Figure 12: Graphs showing preference of AI output column designs based on Instagram polls

AI generated Vessels

The images used truncation values of .6 or 1.2, and all came from the same system of inputs, training protocols and controls, yet still there was a distinct tendency to choose the options with a higher truncation value, that is the option with a higher demonstrable metric of “chaos”, even in the cases where the difference was not so obvious to the naked eye, implying the notion that there is an intrinsic element to humans’ aesthetic valuation system that responds positively to even the most subtle complexities.

Figure 13: Graphs showing preference of AI output vessel designs based on Instagram polls

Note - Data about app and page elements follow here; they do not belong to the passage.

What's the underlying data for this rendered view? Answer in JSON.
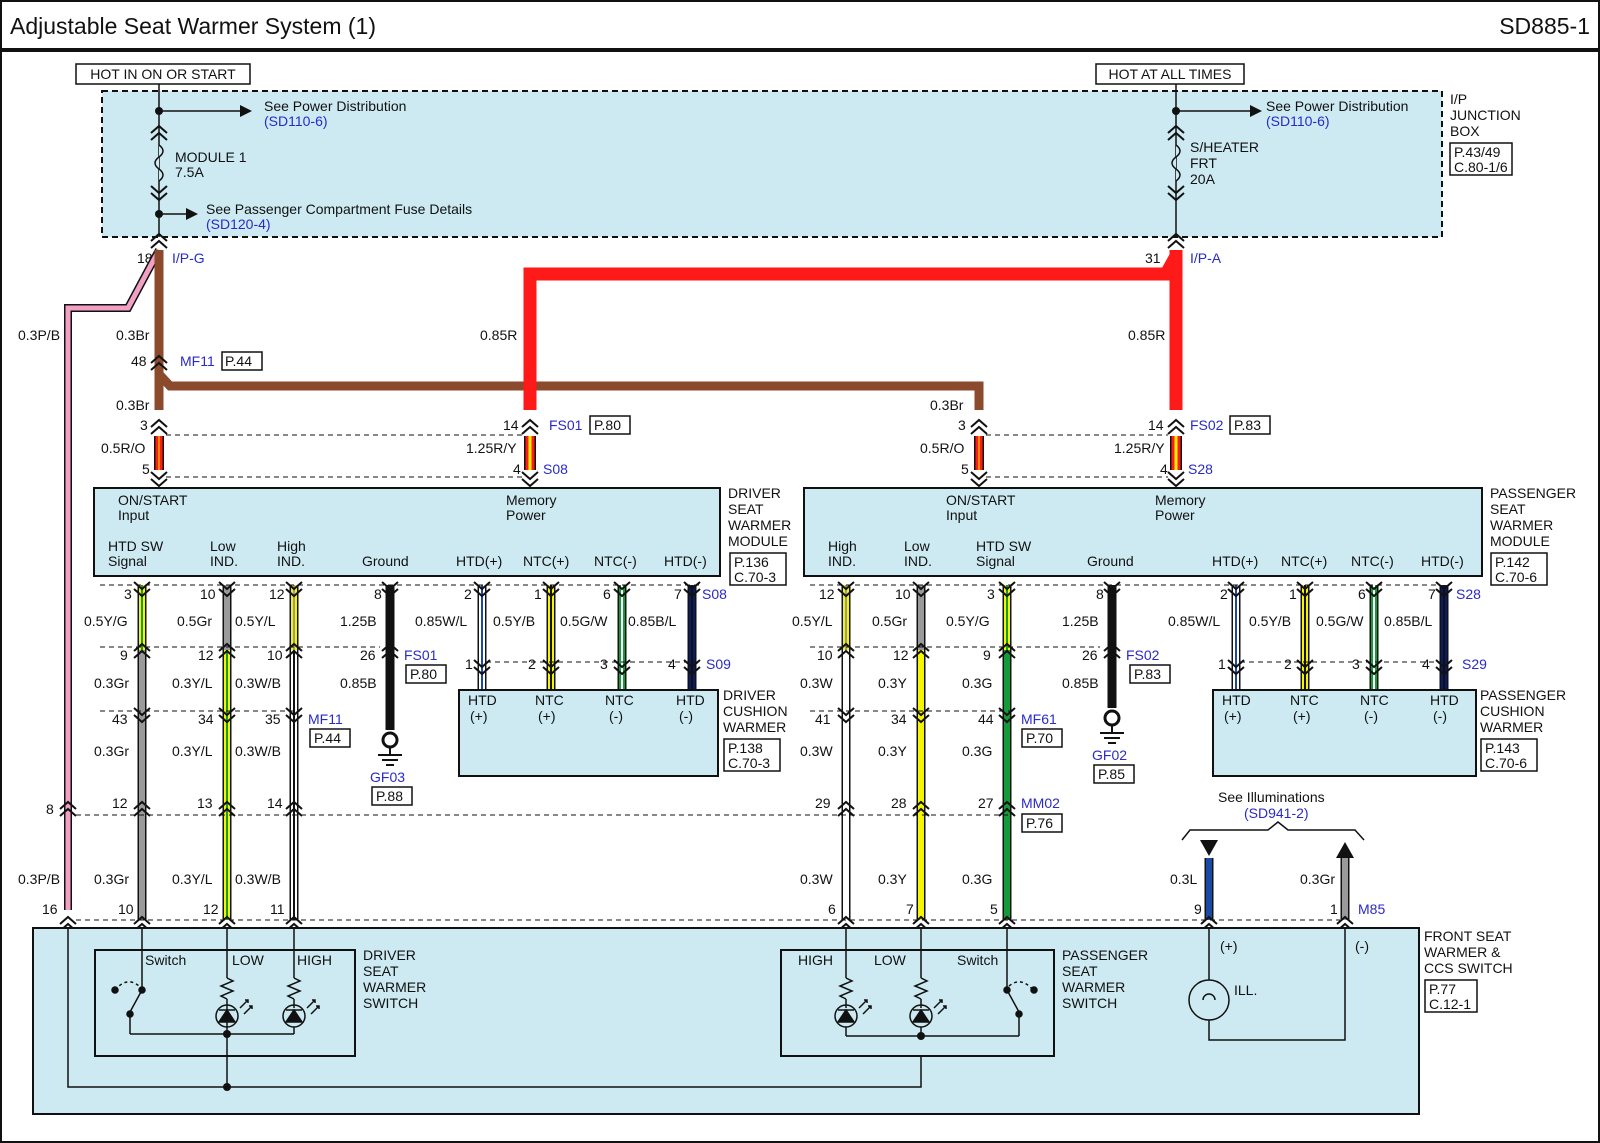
{
  "header": {
    "title": "Adjustable Seat Warmer System (1)",
    "code": "SD885-1"
  },
  "colors": {
    "panel": "#cdeaf2",
    "brown": "#8b4a2b",
    "red": "#ff1a1a",
    "pink": "#f2a0c4",
    "blue_text": "#2a2ac8",
    "yellow": "#f5f500",
    "green": "#139a3a",
    "gray": "#9a9a9a",
    "navy": "#0a1a6a",
    "light_blue": "#1a4aa6"
  },
  "power": {
    "hot_on_start": "HOT IN ON OR START",
    "hot_all": "HOT AT ALL TIMES",
    "see_power": "See Power Distribution",
    "sd110": "(SD110-6)",
    "module_fuse": "MODULE 1",
    "module_amp": "7.5A",
    "see_fuse": "See Passenger Compartment Fuse Details",
    "sd120": "(SD120-4)",
    "heater_fuse_1": "S/HEATER",
    "heater_fuse_2": "FRT",
    "heater_amp": "20A",
    "ipj_1": "I/P",
    "ipj_2": "JUNCTION",
    "ipj_3": "BOX",
    "ipj_ref_1": "P.43/49",
    "ipj_ref_2": "C.80-1/6"
  },
  "connectors": {
    "ipg": "I/P-G",
    "ipa": "I/P-A",
    "mf11": "MF11",
    "p44": "P.44",
    "fs01": "FS01",
    "p80": "P.80",
    "fs02": "FS02",
    "p83": "P.83",
    "s08": "S08",
    "s28": "S28",
    "s09": "S09",
    "s29": "S29",
    "mf61": "MF61",
    "p70": "P.70",
    "mm02": "MM02",
    "p76": "P.76",
    "gf03": "GF03",
    "p88": "P.88",
    "gf02": "GF02",
    "p85": "P.85",
    "m85": "M85"
  },
  "pins": {
    "p18": "18",
    "p31": "31",
    "p48": "48",
    "p3": "3",
    "p14": "14",
    "p5": "5",
    "p4": "4",
    "p12": "12",
    "p10": "10",
    "p8": "8",
    "p2": "2",
    "p1": "1",
    "p6": "6",
    "p7": "7",
    "p9": "9",
    "p26": "26",
    "p43": "43",
    "p34": "34",
    "p35": "35",
    "p41": "41",
    "p44": "44",
    "p13": "13",
    "p29": "29",
    "p28": "28",
    "p27": "27",
    "p16": "16",
    "p11": "11"
  },
  "wires": {
    "w03pb": "0.3P/B",
    "w03br": "0.3Br",
    "w085r": "0.85R",
    "w05ro": "0.5R/O",
    "w125ry": "1.25R/Y",
    "w05yg": "0.5Y/G",
    "w05gr": "0.5Gr",
    "w05yl": "0.5Y/L",
    "w125b": "1.25B",
    "w085wl": "0.85W/L",
    "w05yb": "0.5Y/B",
    "w05gw": "0.5G/W",
    "w085bl": "0.85B/L",
    "w03gr": "0.3Gr",
    "w03yl": "0.3Y/L",
    "w03wb": "0.3W/B",
    "w085b": "0.85B",
    "w03w": "0.3W",
    "w03y": "0.3Y",
    "w03g": "0.3G",
    "w03l": "0.3L"
  },
  "driver_module": {
    "on_start_1": "ON/START",
    "on_start_2": "Input",
    "mem_1": "Memory",
    "mem_2": "Power",
    "htdsw_1": "HTD SW",
    "htdsw_2": "Signal",
    "low_1": "Low",
    "low_2": "IND.",
    "high_1": "High",
    "high_2": "IND.",
    "ground": "Ground",
    "htdp": "HTD(+)",
    "ntcp": "NTC(+)",
    "ntcm": "NTC(-)",
    "htdm": "HTD(-)",
    "name_1": "DRIVER",
    "name_2": "SEAT",
    "name_3": "WARMER",
    "name_4": "MODULE",
    "ref_1": "P.136",
    "ref_2": "C.70-3"
  },
  "passenger_module": {
    "on_start_1": "ON/START",
    "on_start_2": "Input",
    "mem_1": "Memory",
    "mem_2": "Power",
    "high_1": "High",
    "high_2": "IND.",
    "low_1": "Low",
    "low_2": "IND.",
    "htdsw_1": "HTD SW",
    "htdsw_2": "Signal",
    "ground": "Ground",
    "htdp": "HTD(+)",
    "ntcp": "NTC(+)",
    "ntcm": "NTC(-)",
    "htdm": "HTD(-)",
    "name_1": "PASSENGER",
    "name_2": "SEAT",
    "name_3": "WARMER",
    "name_4": "MODULE",
    "ref_1": "P.142",
    "ref_2": "C.70-6"
  },
  "driver_cushion": {
    "htd": "HTD",
    "ntc": "NTC",
    "plus": "(+)",
    "minus": "(-)",
    "name_1": "DRIVER",
    "name_2": "CUSHION",
    "name_3": "WARMER",
    "ref_1": "P.138",
    "ref_2": "C.70-3"
  },
  "passenger_cushion": {
    "htd": "HTD",
    "ntc": "NTC",
    "plus": "(+)",
    "minus": "(-)",
    "name_1": "PASSENGER",
    "name_2": "CUSHION",
    "name_3": "WARMER",
    "ref_1": "P.143",
    "ref_2": "C.70-6"
  },
  "illum": {
    "see": "See Illuminations",
    "ref": "(SD941-2)",
    "plus": "(+)",
    "minus": "(-)",
    "ill": "ILL."
  },
  "switch_box": {
    "switch": "Switch",
    "low": "LOW",
    "high": "HIGH",
    "drv_1": "DRIVER",
    "drv_2": "SEAT",
    "drv_3": "WARMER",
    "drv_4": "SWITCH",
    "pas_1": "PASSENGER",
    "pas_2": "SEAT",
    "pas_3": "WARMER",
    "pas_4": "SWITCH",
    "name_1": "FRONT SEAT",
    "name_2": "WARMER &",
    "name_3": "CCS SWITCH",
    "ref_1": "P.77",
    "ref_2": "C.12-1"
  }
}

The forms and patterns found in nature, at a glance may seem chaotic and random, are in truth the result of a delicate balance of competing forces, a choreography of parameters ebbing and flowing in an infinite ballet. This competition and dance of inputs and outputs behaves like the systems a designer may construct, whether a fully automated Ai or parametric game of analog and digital inputs, without specific intention but the capacity to “make decisions” the way they are in nature; collectively, and emergent.

Paper – Click on image to view PDF


Credits (click on text to follow link):

Video: Articulating Architecture – Teaser: 

Figure 1: Inquie?tum | Source: Mirna Pavlovic (Photographer)
Figure 2: Floorplan – Transfer learning of Baroque Topologies| Source: Stanislas Chaillou 
Figure 3: Final Output Columns – Hallucinating Culture | Source: Authors
Figure 4: Overview Columns and Artifacts – Hallucinating Culture | Source: Authors
Figure 5: Evolutionary stage of artificial intelligence | Source: Authors
Figure 6: Question of the shared Authorship | Source: Authors
Figure 7: This Vessel Does Not Exist | Source: Derek Philip Au
Figure 8: Plato’s Columns | Source Matias del Campo et al.
Figure 9: Machinic Protocols | Source: Edouard Cabay et al.
Figure 10: Instagram – Hallucinating Culture | Source: Authors
Figure 10: Graph showing preference of design based on Instagram polls | Source: Authors

Figure 11: Graphs showing preference of AI output column designs based on Instagram polls | Source: Authors
Figure 12: Graphs showing preference of AI output vessel designs based on Instagram polls | Source: Authors



. Salingaros, N. A. 2003. “The Sensory Value of Ornament“ Communication and Cognition.
. Salingaros, N. A., and K. G. Masden, 2006, “Architecture: Biological Form and Artificial Intelligence”
. Kellert ed. al,. 2008. “Biophilic Design: The Theory, Science, and Practice of Bringing Buildings to Life”,
. Roberto Naboni, Ingrid Paoletti, 2014, “Advanced Customization in Architectural Design and Construction”,Springer
. Edward Relph, 2008, “Place and Placelessness”
. Poorang A.E. Piroozfar, Frank T. Piller, 2013, Routledge, “Mass Customisation and Personalisation in Architecture and Construction”
. Tom Verebes, 2015, “Mass-Customised Cities”, John Wiley & Sons
. Wes McGee, Monica Ponce de Leon Mar, 2014, “Robotic Fabrication in Architecture, Art and Design”, Springer Science & Business Media
. Branko Kolarevic, José Pinto Duarte, 2018, “Mass Customization and Design Democratization” , Routledge


Articulating Architecture // T.1-2-3  is a project of IAAC, Institute for Advanced Architecture of Catalonia developed at the Master in Robotics and Advanced Construction in 2021 by:

Students: Hendrik Benz, Michael DiCarlo, Aslinur Taskin

Faculty: Mathilde Marengo